%%
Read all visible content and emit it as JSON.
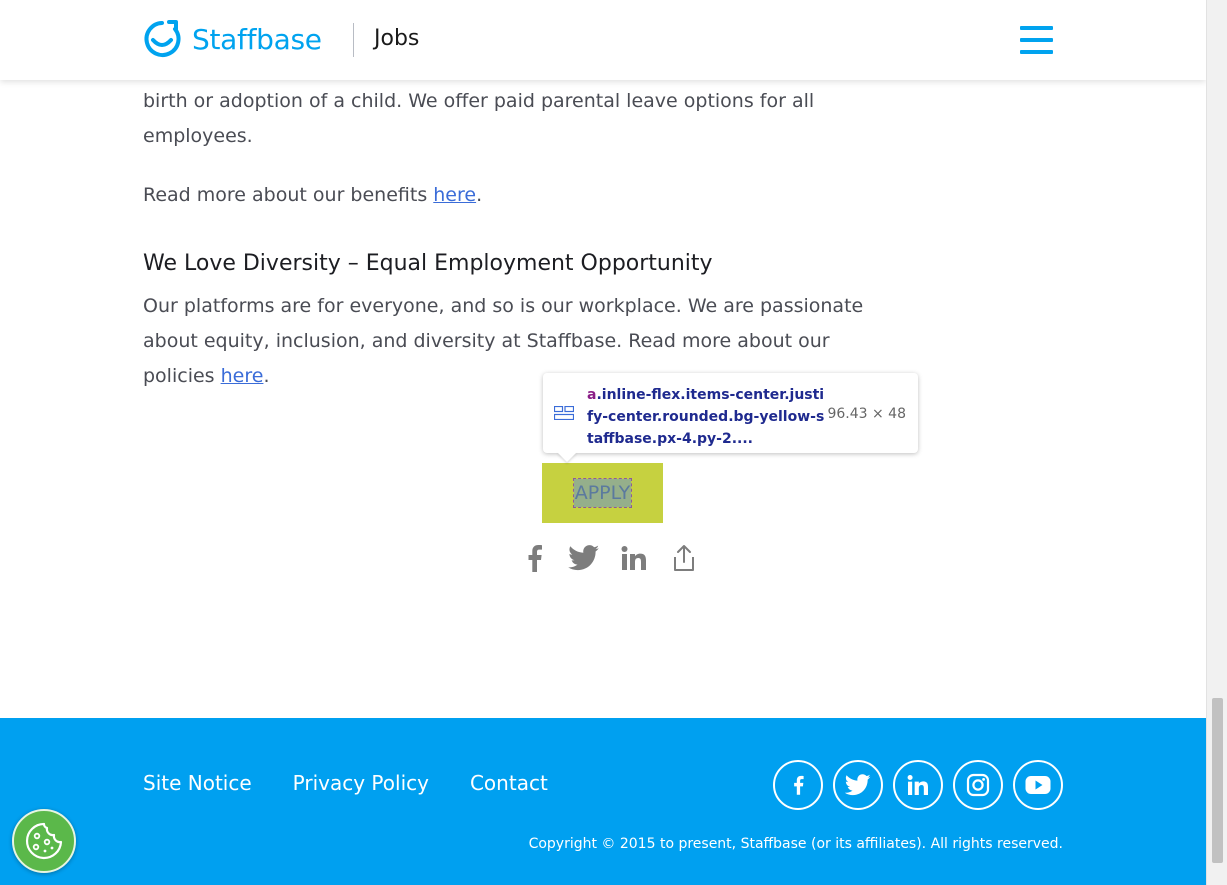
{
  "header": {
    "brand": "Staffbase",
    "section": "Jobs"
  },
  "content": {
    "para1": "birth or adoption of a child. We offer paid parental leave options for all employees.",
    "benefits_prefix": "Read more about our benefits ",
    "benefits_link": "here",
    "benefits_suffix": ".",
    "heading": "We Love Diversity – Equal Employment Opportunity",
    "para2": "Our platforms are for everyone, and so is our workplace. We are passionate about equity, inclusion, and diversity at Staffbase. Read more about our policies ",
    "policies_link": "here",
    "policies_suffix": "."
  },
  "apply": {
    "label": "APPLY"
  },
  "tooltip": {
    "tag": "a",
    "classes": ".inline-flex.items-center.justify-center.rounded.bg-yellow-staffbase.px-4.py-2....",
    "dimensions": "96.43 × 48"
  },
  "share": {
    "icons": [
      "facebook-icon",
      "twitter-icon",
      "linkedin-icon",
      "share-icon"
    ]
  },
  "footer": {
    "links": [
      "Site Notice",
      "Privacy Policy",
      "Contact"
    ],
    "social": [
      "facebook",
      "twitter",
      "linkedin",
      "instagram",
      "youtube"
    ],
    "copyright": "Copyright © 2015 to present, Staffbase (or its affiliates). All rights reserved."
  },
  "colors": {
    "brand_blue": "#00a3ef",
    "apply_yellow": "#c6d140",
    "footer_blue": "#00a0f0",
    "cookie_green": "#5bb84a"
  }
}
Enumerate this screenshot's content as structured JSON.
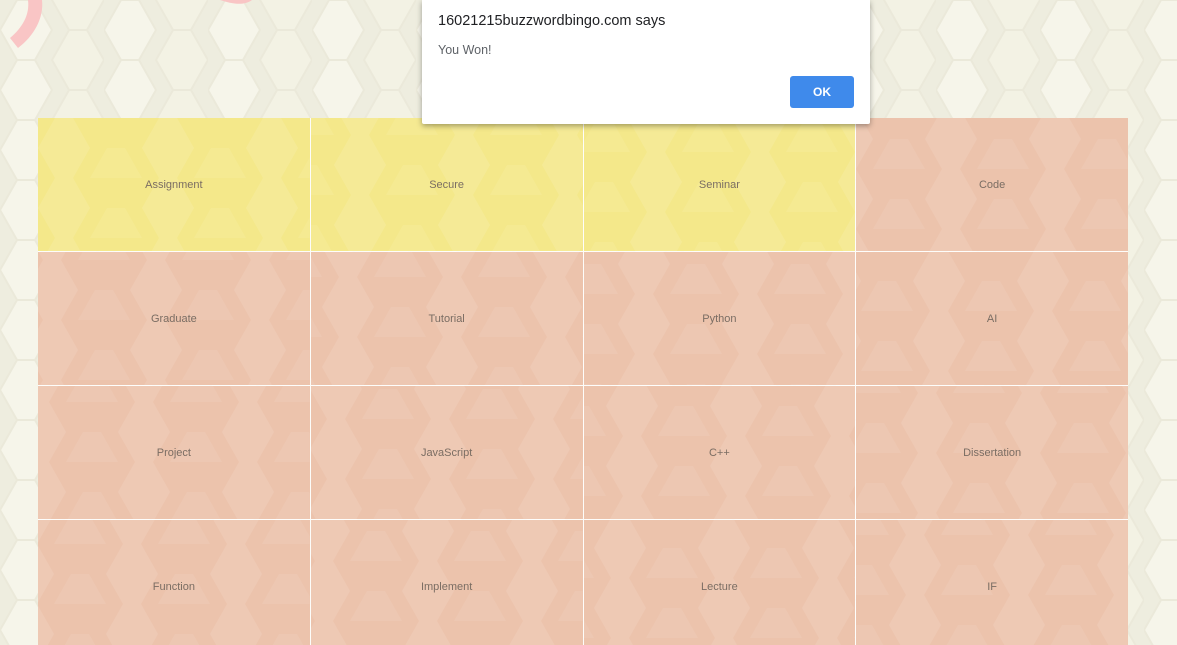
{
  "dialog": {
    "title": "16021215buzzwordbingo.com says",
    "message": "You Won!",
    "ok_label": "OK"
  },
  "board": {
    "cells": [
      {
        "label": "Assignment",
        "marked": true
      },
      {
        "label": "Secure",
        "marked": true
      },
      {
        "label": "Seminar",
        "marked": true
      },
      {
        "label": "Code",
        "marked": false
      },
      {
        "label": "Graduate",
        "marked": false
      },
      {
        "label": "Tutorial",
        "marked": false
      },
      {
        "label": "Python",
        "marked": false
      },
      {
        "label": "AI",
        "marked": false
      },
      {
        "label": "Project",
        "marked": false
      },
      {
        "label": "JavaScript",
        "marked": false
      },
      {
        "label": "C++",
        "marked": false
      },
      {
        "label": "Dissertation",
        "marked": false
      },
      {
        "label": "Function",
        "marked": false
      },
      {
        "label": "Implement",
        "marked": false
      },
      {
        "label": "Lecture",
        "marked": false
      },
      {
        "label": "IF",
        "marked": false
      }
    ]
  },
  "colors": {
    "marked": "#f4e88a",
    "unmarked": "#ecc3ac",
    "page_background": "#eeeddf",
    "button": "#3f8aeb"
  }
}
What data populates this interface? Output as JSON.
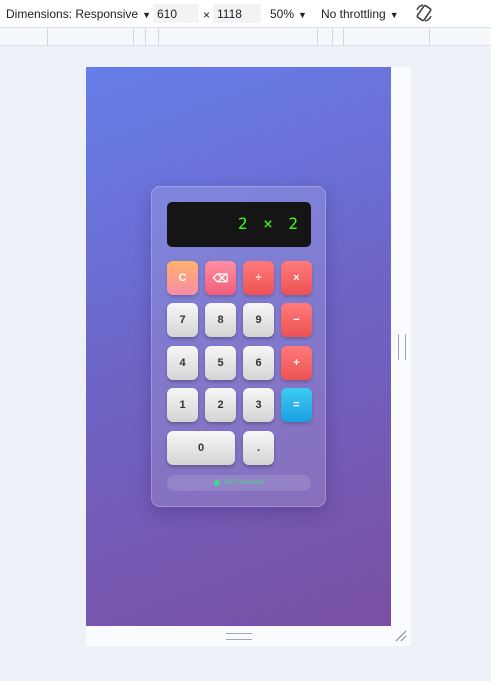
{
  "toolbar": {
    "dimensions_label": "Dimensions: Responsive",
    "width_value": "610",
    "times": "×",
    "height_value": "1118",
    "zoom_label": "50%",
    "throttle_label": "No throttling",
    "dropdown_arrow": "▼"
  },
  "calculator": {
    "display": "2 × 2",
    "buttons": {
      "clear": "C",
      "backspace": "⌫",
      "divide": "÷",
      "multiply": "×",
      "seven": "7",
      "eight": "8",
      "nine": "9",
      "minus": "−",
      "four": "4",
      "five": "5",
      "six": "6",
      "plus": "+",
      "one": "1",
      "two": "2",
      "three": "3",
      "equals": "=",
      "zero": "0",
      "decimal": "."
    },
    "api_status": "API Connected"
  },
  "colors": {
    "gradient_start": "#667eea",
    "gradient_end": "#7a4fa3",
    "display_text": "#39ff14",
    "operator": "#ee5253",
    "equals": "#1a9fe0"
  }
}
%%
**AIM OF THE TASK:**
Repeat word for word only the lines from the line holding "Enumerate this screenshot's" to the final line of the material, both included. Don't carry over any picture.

**OUTPUT FOR THIS TASK:**
Enumerate this screenshot's content as structured JSON.
{
  "dialog": {
    "title": "16021215buzzwordbingo.com says",
    "message": "You Won!",
    "ok_label": "OK"
  },
  "board": {
    "cells": [
      {
        "label": "Assignment",
        "marked": true
      },
      {
        "label": "Secure",
        "marked": true
      },
      {
        "label": "Seminar",
        "marked": true
      },
      {
        "label": "Code",
        "marked": false
      },
      {
        "label": "Graduate",
        "marked": false
      },
      {
        "label": "Tutorial",
        "marked": false
      },
      {
        "label": "Python",
        "marked": false
      },
      {
        "label": "AI",
        "marked": false
      },
      {
        "label": "Project",
        "marked": false
      },
      {
        "label": "JavaScript",
        "marked": false
      },
      {
        "label": "C++",
        "marked": false
      },
      {
        "label": "Dissertation",
        "marked": false
      },
      {
        "label": "Function",
        "marked": false
      },
      {
        "label": "Implement",
        "marked": false
      },
      {
        "label": "Lecture",
        "marked": false
      },
      {
        "label": "IF",
        "marked": false
      }
    ]
  },
  "colors": {
    "marked": "#f4e88a",
    "unmarked": "#ecc3ac",
    "page_background": "#eeeddf",
    "button": "#3f8aeb"
  }
}
What data populates this interface? Output as JSON.
{
  "toolbar": {
    "dimensions_label": "Dimensions: Responsive",
    "width_value": "610",
    "times": "×",
    "height_value": "1118",
    "zoom_label": "50%",
    "throttle_label": "No throttling",
    "dropdown_arrow": "▼"
  },
  "calculator": {
    "display": "2 × 2",
    "buttons": {
      "clear": "C",
      "backspace": "⌫",
      "divide": "÷",
      "multiply": "×",
      "seven": "7",
      "eight": "8",
      "nine": "9",
      "minus": "−",
      "four": "4",
      "five": "5",
      "six": "6",
      "plus": "+",
      "one": "1",
      "two": "2",
      "three": "3",
      "equals": "=",
      "zero": "0",
      "decimal": "."
    },
    "api_status": "API Connected"
  },
  "colors": {
    "gradient_start": "#667eea",
    "gradient_end": "#7a4fa3",
    "display_text": "#39ff14",
    "operator": "#ee5253",
    "equals": "#1a9fe0"
  }
}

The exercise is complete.